But perhaps there is another way, one that addresses the stated concerns of most republicans while avoiding the need for outright abolition. What if we were to take seriously what 80 percent of the public say that want and campaign for a constitutional monarchy that was formally subordinated to a sovereign people? Such a move would necessarily set limits to Parliamentary power. But more importantly, it would align democratic republicanism with majority opinion and create an opportunity to consider how we can improve on existing republican constitutions. Constitutional reform can then become central to the cause of deep structural change in UKOGBANI.
Republicanism means popular ownership of the state. If we are to avoid the problems of elite domination found in contemporary republics the public must secure a range of new powers. Republican rule in a large and complex society requires that we oversee our institutions and have a share in determining their conduct. The systems of communication, subsidy and credit should be at the heart of our constitutional thought. We will not be forgiven if we push them to the margins in our obsession with the mere fact of a crowned head of state. And in these matters the theorists of republican from previous centuries have little to tell us. The world of Jefferson was closer to the world of Solon than it was to ours.
But how can a republic have a hereditary head of state? Here the ancients can help up. In democratic Athens the Eupatrid clan once dominated government. After Solon's reforms they retained hereditary responsibilities relating to purification from the guilt of murder. If Athens, the prototype of radical democracy, could tolerate this, then there is no reason why we could not make some similar arrangement here. After all, if we want to achieve something without precedent, a large egalitarian republic, then a bit of tradition seems a small price to pay. It is fun to shout defiance at inherited privilege, but, like so many things in this strange country, it is an enjoyable way of missing the point.
When asked, most people in UKOGBANI say that they want a constitutional monarchy that is also a democracy. Shrewd advocates of radical reform will work to secure just that.

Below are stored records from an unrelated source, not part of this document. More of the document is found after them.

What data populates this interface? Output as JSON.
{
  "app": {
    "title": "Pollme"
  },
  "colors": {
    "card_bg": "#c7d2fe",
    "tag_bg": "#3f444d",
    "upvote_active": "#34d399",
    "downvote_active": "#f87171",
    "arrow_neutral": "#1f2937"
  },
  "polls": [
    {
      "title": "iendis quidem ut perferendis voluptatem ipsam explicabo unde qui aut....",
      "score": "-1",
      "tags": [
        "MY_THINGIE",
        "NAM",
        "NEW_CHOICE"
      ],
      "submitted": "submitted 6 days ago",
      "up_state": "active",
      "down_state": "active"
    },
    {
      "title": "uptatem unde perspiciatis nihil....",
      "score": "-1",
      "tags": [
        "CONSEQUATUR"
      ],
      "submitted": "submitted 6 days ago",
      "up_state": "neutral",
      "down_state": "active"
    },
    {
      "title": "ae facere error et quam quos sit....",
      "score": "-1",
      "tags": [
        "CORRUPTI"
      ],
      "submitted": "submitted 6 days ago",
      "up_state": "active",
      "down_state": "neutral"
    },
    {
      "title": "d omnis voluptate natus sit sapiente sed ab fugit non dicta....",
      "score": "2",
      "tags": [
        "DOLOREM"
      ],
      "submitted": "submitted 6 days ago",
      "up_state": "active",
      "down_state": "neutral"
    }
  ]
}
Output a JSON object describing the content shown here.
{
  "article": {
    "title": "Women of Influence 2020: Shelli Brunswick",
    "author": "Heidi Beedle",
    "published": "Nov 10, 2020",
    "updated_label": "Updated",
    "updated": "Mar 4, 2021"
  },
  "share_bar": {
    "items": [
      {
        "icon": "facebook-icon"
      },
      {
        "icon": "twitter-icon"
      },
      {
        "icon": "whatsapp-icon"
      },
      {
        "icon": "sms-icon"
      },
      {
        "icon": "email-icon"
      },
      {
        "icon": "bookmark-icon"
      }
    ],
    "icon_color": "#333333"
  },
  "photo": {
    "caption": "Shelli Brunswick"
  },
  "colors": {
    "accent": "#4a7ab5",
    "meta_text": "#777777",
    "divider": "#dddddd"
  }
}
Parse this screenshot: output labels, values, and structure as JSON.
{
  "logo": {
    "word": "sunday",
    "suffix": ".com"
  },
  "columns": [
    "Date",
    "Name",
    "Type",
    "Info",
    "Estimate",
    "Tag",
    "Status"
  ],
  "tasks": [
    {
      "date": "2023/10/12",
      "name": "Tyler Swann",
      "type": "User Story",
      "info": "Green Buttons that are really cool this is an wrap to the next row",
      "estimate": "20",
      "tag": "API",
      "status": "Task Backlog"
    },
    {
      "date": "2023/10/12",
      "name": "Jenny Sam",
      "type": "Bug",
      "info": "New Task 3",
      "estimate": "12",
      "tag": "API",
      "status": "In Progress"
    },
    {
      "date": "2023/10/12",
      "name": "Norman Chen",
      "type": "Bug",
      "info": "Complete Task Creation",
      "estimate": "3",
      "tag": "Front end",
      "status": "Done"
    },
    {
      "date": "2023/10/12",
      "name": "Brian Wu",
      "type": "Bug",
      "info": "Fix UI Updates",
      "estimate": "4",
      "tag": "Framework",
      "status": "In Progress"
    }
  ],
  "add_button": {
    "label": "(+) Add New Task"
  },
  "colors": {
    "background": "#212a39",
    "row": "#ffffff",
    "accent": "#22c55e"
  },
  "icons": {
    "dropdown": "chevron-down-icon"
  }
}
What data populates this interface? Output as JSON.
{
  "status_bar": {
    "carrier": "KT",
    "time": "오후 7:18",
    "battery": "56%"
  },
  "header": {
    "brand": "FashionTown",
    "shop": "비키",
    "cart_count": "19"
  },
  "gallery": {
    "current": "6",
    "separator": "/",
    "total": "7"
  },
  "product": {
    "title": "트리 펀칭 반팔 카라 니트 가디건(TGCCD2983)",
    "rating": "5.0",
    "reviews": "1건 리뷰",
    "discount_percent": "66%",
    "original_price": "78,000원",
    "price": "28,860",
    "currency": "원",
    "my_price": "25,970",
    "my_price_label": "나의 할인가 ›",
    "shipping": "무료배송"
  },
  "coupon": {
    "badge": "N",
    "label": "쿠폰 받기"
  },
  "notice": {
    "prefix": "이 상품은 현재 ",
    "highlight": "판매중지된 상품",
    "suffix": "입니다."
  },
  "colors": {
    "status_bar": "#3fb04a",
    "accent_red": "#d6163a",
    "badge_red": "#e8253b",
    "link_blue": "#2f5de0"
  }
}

Dan Hind is the author of The Threat to Reason and The Return of the Public. His essay Maximum Republic is available on Kindle.
A version of this article first appeared on openDemocracy.
The views expressed in this article are the author's own and do not necessarily reflect Al Jazeera's editorial policy.